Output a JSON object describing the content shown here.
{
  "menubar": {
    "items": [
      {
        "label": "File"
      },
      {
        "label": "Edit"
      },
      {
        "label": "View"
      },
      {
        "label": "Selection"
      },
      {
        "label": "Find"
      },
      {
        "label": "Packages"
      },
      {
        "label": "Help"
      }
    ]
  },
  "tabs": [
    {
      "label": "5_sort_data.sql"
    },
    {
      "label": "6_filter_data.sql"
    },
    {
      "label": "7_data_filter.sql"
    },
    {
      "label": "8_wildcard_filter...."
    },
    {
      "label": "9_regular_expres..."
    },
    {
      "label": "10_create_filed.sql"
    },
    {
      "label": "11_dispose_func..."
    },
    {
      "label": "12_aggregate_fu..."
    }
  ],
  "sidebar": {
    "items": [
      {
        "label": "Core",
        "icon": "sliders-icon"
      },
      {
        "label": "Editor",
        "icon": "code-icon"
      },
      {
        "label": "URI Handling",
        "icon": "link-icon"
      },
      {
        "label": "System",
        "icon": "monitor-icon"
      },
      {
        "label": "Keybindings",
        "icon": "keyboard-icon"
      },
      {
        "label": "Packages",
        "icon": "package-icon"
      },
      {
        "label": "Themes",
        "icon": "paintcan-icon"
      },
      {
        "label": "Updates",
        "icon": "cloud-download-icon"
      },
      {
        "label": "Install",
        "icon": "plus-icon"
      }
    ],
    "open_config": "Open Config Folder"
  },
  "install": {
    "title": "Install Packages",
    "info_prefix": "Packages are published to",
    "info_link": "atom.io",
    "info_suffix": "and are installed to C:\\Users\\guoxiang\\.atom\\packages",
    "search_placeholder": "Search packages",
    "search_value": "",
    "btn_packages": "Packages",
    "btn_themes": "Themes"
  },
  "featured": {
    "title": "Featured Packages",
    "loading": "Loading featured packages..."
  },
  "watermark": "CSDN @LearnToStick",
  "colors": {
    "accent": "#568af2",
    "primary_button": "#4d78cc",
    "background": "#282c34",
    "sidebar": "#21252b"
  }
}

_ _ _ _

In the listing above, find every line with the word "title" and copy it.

■ Expected answer:
    "title": "Install Packages",
    "title": "Featured Packages",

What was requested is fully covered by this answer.